Neither sustainable agriculture nor alternative energy nor medical care nor Gulf Coast rebuilding will be funded adequately until we shrink the U.S. weapons industry and the drivers for global dominance. It appears that only major disruption will divert these powerful actors—climate change for certain, perhaps also fiscal and political upheaval. While much of the rest of the world is urging united environmental action, here the crisis is disguised while we careen toward a tipping point.
“Live as if you will die tomorrow. Learn as if you will live forever.” (M. Gandhi)
If co-ops are to be among the educators and those who make a positive difference in this situation, they must continually seek new information and new allies. An excellent example appears in this edition’s report from Robynn Shrader, addressing a farming association conference titled, “Cooperation: with Nature, Neighbors, and Local Economies.”

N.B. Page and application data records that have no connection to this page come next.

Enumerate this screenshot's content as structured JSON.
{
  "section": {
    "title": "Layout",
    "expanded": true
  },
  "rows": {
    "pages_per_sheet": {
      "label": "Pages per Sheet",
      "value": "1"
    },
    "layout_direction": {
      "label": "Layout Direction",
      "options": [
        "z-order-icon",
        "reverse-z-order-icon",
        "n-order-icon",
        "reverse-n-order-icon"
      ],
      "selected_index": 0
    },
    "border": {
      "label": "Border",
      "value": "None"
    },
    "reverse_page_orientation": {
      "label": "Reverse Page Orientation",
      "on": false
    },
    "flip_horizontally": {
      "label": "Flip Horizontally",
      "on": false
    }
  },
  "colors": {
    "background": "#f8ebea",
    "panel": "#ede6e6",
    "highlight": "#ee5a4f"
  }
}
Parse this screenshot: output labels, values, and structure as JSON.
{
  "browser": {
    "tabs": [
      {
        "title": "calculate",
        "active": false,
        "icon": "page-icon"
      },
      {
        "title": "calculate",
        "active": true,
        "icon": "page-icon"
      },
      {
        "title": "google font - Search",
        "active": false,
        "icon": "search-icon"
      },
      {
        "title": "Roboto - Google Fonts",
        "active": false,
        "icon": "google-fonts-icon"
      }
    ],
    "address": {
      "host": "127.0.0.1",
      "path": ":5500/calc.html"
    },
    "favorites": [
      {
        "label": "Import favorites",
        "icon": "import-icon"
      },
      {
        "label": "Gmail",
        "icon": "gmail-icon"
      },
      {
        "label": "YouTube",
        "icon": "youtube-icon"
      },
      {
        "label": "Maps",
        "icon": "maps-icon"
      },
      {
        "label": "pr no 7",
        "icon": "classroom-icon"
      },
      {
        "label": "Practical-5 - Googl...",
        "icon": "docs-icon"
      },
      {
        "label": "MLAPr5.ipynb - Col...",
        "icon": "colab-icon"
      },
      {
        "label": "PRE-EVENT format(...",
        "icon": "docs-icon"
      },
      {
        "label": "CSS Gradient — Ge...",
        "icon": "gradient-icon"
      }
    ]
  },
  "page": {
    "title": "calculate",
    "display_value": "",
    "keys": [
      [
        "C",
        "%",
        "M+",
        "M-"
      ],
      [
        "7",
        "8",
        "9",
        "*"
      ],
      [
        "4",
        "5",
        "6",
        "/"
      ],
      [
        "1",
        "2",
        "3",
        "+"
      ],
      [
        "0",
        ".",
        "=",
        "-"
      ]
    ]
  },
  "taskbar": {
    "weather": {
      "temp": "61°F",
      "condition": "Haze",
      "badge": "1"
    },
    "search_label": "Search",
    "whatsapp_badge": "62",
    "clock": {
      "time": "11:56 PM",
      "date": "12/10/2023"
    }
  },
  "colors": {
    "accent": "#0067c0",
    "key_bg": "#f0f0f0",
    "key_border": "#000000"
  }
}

Presently, private groups and local or state efforts are generating the most hopeful developments, and this is likely to continue. Some co-ops are among the many organizations and projects that encourage changed behavior and model energy conservation—and not only in food production. Food co-ops in places such as Brooklyn, Davis, and Duluth are going further by purchasing electricity from renewable sources. In addition, co-ops provide everyday, living examples of how successful enterprise can promote change toward sustainability while also expanding democratic ownership.
In some cities co-ops already have allies actively leading the public toward greater awareness, conservation, and environmental stewardship. In other situations a locus of such activities may be the co-op itself—through its classes, newsletter, and advocacy for environmental causes. If you’re not seeing enough changing attitudes and practices in your city, sponsor some deeper conversations!
The same need for changed environmental awareness exists for debate around defending civil liberties and opposing war, and from the same outlook and mission based on cooperative principles. Co-ops are inherently democratic and should advocate for (real, not phony) democracy. Accepting the international merit of the cooperative principles and values—see the contents page—implies support for democracy as well as peaceful relations and opposition to war.
Three years ago an editorial in this vein, “Against War,” caused a slight stir, and I anticipate further misgivings and objections from cooperators: “We have a membership of diverse views.” “Our mission is focused on food.” Yet I’m not talking about excluding people but about expanding the scope of urgent conversations. And I certainly am not talking about excluding products—if a co-op only sold the stuff that I buy, it would soon go out of business. As for cooperative mission, one that is limited to food is simply lacking depth, lacking vision.
In favorable circumstances a co-op will have local allies providing voices for alternative practice and politics. But with few substantial debates or forums in the community, the defense of sustainable food production and the environmental commons, along with the defense of democracy, should be articulated in the co-op’s boardroom, in its newsletter and website and classrooms.
There’s too much at stake to carry on with business as usual. We cannot act as if we have learned nothing in the past year or 30 years about the damage being done by the dominant economy—and about co-ops’ identity in a shared, sustainable future.
Dave Gutknecht is editor of Cooperative Grocer ([email protected]).